Content starts
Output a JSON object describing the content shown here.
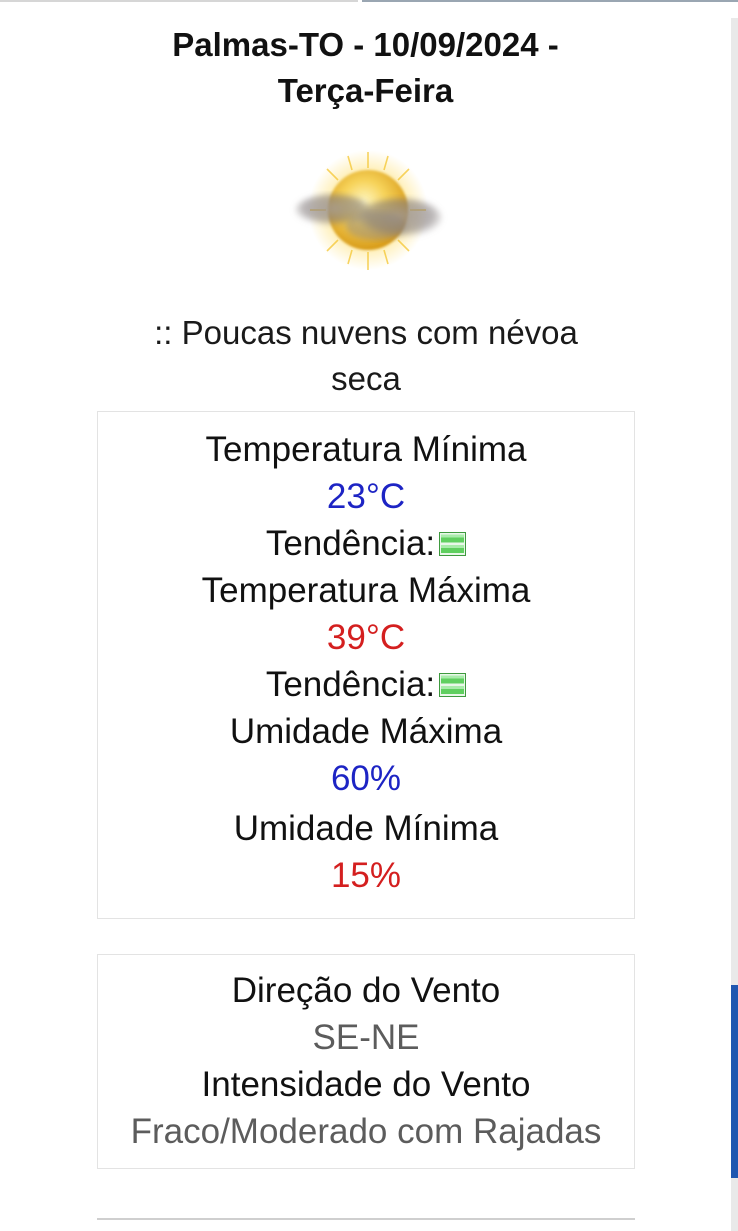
{
  "header": {
    "title_line1": "Palmas-TO - 10/09/2024 -",
    "title_line2": "Terça-Feira"
  },
  "weather_icon": "sun-with-haze-cloud-icon",
  "description_line1": ":: Poucas nuvens com névoa",
  "description_line2": "seca",
  "temperature_card": {
    "min_label": "Temperatura Mínima",
    "min_value": "23°C",
    "min_trend_label": "Tendência:",
    "max_label": "Temperatura Máxima",
    "max_value": "39°C",
    "max_trend_label": "Tendência:",
    "humidity_max_label": "Umidade Máxima",
    "humidity_max_value": "60%",
    "humidity_min_label": "Umidade Mínima",
    "humidity_min_value": "15%",
    "trend_icon": "stable-trend-icon"
  },
  "wind_card": {
    "direction_label": "Direção do Vento",
    "direction_value": "SE-NE",
    "intensity_label": "Intensidade do Vento",
    "intensity_value": "Fraco/Moderado com Rajadas"
  },
  "colors": {
    "min_value": "#1d24c4",
    "max_value": "#d41f1f",
    "wind_value": "#5c5c5c",
    "trend_icon": "#4cc24c",
    "scroll_thumb": "#1f57b0"
  }
}
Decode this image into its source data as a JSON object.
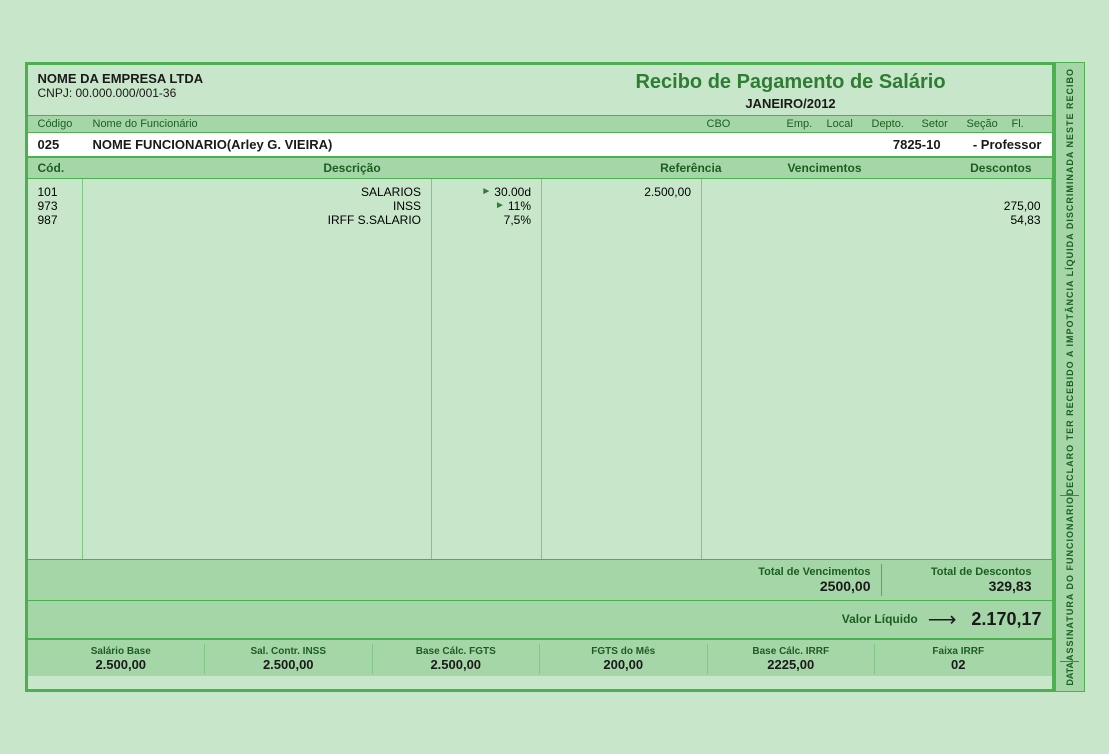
{
  "header": {
    "company_name": "NOME DA EMPRESA LTDA",
    "cnpj": "CNPJ: 00.000.000/001-36",
    "title": "Recibo de Pagamento de Salário",
    "period": "JANEIRO/2012"
  },
  "employee_header": {
    "col_codigo": "Código",
    "col_nome": "Nome do Funcionário",
    "col_cbo": "CBO",
    "col_emp": "Emp.",
    "col_local": "Local",
    "col_depto": "Depto.",
    "col_setor": "Setor",
    "col_secao": "Seção",
    "col_fl": "Fl."
  },
  "employee": {
    "codigo": "025",
    "nome": "NOME FUNCIONARIO(Arley G. VIEIRA)",
    "cbo": "7825-10",
    "cargo": "- Professor"
  },
  "table_header": {
    "cod": "Cód.",
    "descricao": "Descrição",
    "referencia": "Referência",
    "vencimentos": "Vencimentos",
    "descontos": "Descontos"
  },
  "items": [
    {
      "cod": "101",
      "descricao": "SALARIOS",
      "referencia": "30.00d",
      "vencimento": "2.500,00",
      "desconto": ""
    },
    {
      "cod": "973",
      "descricao": "INSS",
      "referencia": "11%",
      "vencimento": "",
      "desconto": "275,00"
    },
    {
      "cod": "987",
      "descricao": "IRFF S.SALARIO",
      "referencia": "7,5%",
      "vencimento": "",
      "desconto": "54,83"
    }
  ],
  "totals": {
    "vencimentos_label": "Total de Vencimentos",
    "vencimentos_value": "2500,00",
    "descontos_label": "Total de Descontos",
    "descontos_value": "329,83"
  },
  "liquido": {
    "label": "Valor Líquido",
    "value": "2.170,17"
  },
  "footer": {
    "salario_base_label": "Salário Base",
    "salario_base_value": "2.500,00",
    "sal_contr_inss_label": "Sal. Contr. INSS",
    "sal_contr_inss_value": "2.500,00",
    "base_calc_fgts_label": "Base Cálc. FGTS",
    "base_calc_fgts_value": "2.500,00",
    "fgts_mes_label": "FGTS do Mês",
    "fgts_mes_value": "200,00",
    "base_calc_irrf_label": "Base Cálc. IRRF",
    "base_calc_irrf_value": "2225,00",
    "faixa_irrf_label": "Faixa IRRF",
    "faixa_irrf_value": "02"
  },
  "sidebar": {
    "text1": "DECLARO TER RECEBIDO  A IMPOTÂNCIA LÍQUIDA DISCRIMINADA NESTE RECIBO",
    "text2": "ASSINATURA DO FUNCIONARIO",
    "text3": "DATA"
  }
}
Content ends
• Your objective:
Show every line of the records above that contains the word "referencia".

• Task response:
    "referencia": "Referência",
      "referencia": "30.00d",
      "referencia": "11%",
      "referencia": "7,5%",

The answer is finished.